Crisis — An issue or set of issues that so threatens the American order that it demands a new set of assumptions in order to deal with it. The 1960s were such a crisis. So was the Great Depression. So was the Civil War.
Anti-Thesis — A set of myths, values or assumptions that lean against the Thesis. Usually they’re an attempt to narrow the Thesis meaning, a "yeah-but" political philosophy assumed by a minority during a generation. Examples include the Clinton "Third Way," and Eisenhower Republicanism.
Excess — A period where the old Political Thesis is dominant, where it reaches its climax and height of power, but where it becomes evident that it is no longer relevant. We currently live in a time of excess, following the Nixon Theses (balance of power, enemies all around, American military dominance) at a time where the conditions leading to that Thesis are a full generation old.

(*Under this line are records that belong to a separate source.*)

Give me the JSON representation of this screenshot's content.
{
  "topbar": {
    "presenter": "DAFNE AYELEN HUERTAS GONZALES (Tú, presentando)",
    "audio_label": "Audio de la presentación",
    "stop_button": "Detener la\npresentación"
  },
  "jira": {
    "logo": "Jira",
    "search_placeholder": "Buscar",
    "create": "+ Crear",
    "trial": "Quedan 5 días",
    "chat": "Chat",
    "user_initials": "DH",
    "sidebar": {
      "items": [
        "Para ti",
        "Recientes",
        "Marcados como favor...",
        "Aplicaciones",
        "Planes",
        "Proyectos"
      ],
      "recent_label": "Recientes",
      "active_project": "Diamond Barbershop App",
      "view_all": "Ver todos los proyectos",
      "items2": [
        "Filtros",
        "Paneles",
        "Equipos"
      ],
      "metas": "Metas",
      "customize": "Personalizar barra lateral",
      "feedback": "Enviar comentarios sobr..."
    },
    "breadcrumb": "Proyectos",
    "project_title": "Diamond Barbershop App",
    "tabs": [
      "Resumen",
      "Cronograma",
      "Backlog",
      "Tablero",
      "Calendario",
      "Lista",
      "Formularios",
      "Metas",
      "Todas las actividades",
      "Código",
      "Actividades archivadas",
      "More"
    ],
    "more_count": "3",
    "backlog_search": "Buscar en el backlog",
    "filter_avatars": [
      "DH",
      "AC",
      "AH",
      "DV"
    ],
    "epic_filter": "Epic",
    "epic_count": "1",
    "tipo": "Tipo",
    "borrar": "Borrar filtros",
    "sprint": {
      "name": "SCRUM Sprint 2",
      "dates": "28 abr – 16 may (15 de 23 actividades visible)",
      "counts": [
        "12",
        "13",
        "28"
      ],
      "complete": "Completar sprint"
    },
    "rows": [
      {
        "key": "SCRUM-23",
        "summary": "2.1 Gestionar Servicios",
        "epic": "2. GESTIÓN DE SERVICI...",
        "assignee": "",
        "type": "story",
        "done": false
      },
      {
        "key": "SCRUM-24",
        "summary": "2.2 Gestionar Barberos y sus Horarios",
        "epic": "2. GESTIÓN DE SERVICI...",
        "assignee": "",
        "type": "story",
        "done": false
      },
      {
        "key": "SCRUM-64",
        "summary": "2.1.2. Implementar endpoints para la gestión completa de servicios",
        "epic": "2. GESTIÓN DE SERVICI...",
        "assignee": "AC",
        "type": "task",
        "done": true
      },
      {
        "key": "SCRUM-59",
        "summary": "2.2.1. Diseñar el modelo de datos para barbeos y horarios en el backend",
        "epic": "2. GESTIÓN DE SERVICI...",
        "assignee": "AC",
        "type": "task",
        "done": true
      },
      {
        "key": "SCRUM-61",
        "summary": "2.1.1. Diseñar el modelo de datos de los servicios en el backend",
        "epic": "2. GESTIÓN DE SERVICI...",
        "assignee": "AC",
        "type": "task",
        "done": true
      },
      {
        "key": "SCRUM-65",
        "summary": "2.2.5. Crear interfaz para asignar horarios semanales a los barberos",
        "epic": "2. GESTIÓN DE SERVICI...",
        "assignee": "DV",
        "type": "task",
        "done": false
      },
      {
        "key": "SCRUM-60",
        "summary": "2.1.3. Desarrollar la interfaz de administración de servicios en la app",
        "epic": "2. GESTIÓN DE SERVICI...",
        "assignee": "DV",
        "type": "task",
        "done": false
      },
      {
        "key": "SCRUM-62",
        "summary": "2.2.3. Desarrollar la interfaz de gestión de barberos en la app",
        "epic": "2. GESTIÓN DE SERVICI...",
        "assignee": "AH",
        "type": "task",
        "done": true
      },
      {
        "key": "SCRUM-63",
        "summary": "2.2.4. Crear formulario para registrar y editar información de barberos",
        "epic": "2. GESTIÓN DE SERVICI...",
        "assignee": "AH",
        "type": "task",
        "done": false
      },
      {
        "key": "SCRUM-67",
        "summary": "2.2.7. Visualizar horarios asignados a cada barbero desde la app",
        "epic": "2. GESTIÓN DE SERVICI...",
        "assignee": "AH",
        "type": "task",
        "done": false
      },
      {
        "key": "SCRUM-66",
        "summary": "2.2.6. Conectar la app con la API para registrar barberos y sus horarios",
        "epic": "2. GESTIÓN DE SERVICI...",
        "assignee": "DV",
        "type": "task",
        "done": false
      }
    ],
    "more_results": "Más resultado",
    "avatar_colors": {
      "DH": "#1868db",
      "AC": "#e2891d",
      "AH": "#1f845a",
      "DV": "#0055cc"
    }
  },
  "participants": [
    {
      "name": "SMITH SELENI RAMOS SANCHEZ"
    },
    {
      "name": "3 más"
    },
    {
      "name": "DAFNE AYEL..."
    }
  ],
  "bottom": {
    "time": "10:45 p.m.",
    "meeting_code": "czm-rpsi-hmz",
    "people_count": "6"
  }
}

Let’s put all this together:
A Thesis explains a Crisis, an Anti-Thesis rises to challenge this and fails, then an Excess leads to a new Crisis for the next generation.
The year 1968 and Nixon’s election were 38 years ago. We live in a
period of Excess where a new Crisis is building, which will demand of
us a new Thesis.
In this case, I submit, the Open Source Thesis. The values of the Internet, and of open source business, are needed to meet the environmental-energy Crisis the current Excess is ignoring.